How the Pallet Has Transformed the Storage Industry
As the demand for manufactured and processed items has increased, the need for improved packaging, additional space to store the packaged goods and more efficient ways to handle and distribute them has grown more acute. Before the invention of pallet storage, wooden crates, boxes, and kegs were the only means available to facilitate bulk handling of goods. These containers were all deposited and retrieved by hand and, because of their weight and their irregular sizes and shapes, it was the practice to place them directly on the warehouse floor in stacks low enough for easy handling.
By the early 1900s, it was becoming increasingly difficult to house the growing volume of goods necessary to meet consumer demands. To cope, warehouses needed some means to make better use of the available floor space. The solution was to stack their stock to leverage unused vertical space. The introduction of pallet storage came soon after the invention of the forklift truck. Together, these two important innovations have transformed the future of both warehousing and distribution.
The use of these low wooden platforms made it possible to secure large numbers of uniform packages, such as boxes of canned goods or wine bottles, onto a single unit. Using purpose-built racking, warehouse owners could then stack additional, rows of fully-laden units above. However, it was the ability to accommodate the forks of a lift truck that turned pallet storage into a gamechanger. Early versions were of non-standard sizes, made of wood and had only a single entry point for forks. To meet the military’s mass production needs during World War II, the dimensions of the platforms used by the allies were standardised. Also, the addition of more entry points meant it became possible to lift them from all four sides.
It was not only the war effort that led to a surge in pallet storage. Although the US only joined the allies in December of 1941, at that time, there were already around 25 000 forklifts operating in America. Since then, there have been many innovations in the warehousing and distribution sector. One innovation that has had one of the most significant impacts on the industry was the cleverly-designed, electrically-powered reach truck now widely used in narrow aisle systems.
While these trucks’ exceptional manoeuvrability has markedly improved access for picking and packing operations, their taller masts have also increased the potential for vertical pallet storage.
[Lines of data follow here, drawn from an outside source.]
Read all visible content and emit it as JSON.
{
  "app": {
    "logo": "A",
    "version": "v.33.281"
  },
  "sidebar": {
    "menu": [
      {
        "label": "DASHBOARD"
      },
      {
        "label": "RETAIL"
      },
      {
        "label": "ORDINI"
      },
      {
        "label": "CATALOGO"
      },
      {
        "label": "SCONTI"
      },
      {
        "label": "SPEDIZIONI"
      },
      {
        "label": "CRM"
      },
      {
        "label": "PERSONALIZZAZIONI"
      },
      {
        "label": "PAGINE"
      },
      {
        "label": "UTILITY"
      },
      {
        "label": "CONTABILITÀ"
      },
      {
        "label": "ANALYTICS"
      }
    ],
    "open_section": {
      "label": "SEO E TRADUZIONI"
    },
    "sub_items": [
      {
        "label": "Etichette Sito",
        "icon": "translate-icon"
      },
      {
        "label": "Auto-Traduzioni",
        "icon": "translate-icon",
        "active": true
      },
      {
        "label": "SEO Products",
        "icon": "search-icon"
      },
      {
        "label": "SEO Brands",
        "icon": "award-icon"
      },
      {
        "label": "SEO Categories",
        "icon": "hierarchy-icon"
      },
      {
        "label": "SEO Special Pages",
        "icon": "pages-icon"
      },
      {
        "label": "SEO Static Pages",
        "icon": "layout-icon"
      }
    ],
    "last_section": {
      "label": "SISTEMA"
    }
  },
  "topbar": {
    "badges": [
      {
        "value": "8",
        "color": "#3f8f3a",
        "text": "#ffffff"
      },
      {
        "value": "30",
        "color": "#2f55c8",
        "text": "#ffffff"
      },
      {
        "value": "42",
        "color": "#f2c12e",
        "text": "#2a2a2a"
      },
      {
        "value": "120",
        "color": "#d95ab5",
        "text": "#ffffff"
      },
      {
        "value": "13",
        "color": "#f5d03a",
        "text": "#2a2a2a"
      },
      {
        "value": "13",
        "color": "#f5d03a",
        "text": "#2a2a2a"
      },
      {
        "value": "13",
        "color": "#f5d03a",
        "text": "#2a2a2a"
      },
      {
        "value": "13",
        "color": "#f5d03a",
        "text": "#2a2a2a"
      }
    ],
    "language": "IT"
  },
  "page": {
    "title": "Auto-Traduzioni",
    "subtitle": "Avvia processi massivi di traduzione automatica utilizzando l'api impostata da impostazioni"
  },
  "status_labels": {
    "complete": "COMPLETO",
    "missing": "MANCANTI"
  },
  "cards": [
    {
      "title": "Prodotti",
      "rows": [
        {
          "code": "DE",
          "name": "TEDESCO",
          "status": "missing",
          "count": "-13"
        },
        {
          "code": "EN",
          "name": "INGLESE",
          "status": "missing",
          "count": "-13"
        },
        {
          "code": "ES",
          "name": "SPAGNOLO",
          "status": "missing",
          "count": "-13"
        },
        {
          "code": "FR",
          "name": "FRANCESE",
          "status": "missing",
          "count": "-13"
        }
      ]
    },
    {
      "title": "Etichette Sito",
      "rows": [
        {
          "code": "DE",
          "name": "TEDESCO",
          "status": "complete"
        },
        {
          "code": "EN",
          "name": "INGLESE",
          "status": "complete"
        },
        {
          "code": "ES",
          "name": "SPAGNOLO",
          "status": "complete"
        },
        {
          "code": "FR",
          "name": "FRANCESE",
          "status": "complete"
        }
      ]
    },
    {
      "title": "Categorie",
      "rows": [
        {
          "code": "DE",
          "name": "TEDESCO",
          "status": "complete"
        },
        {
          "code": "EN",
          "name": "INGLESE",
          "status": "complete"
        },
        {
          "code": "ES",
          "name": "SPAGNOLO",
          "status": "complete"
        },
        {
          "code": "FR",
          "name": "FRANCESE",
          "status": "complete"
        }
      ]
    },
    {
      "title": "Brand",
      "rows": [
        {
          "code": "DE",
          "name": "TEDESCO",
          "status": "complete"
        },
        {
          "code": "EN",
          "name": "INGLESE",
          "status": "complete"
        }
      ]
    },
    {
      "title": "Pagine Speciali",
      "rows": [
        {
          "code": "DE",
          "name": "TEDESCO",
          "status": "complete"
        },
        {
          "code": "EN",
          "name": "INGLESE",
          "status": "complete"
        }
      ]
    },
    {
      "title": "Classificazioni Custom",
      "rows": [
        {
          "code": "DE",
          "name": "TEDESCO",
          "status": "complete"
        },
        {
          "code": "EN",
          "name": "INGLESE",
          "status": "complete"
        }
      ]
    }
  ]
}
Simultaneously, the narrower aisles make it possible to free up as much as 50% more floor space and so almost double the total capacity of a warehouse. In light of the high cost of renting or purchasing extra space, investing in a narrow-aisle system can be a far more cost-effective option.
There is no denying the contribution made by the forklift. However, warehousing continues to evolve, particularly in the area of automation. Radio-controlled Pallet Moles®, which partly or Omni-Mole® AS/RS which fully automate the picking, storage and retrieval processes, are quickly becoming the new future of pallet storage. South African based and part of the Spacemaker Systems Group, Storage Management Systems (SMS) offers international companies one of the most comprehensive ranges of quality static and dynamic material handling and storage systems in the world.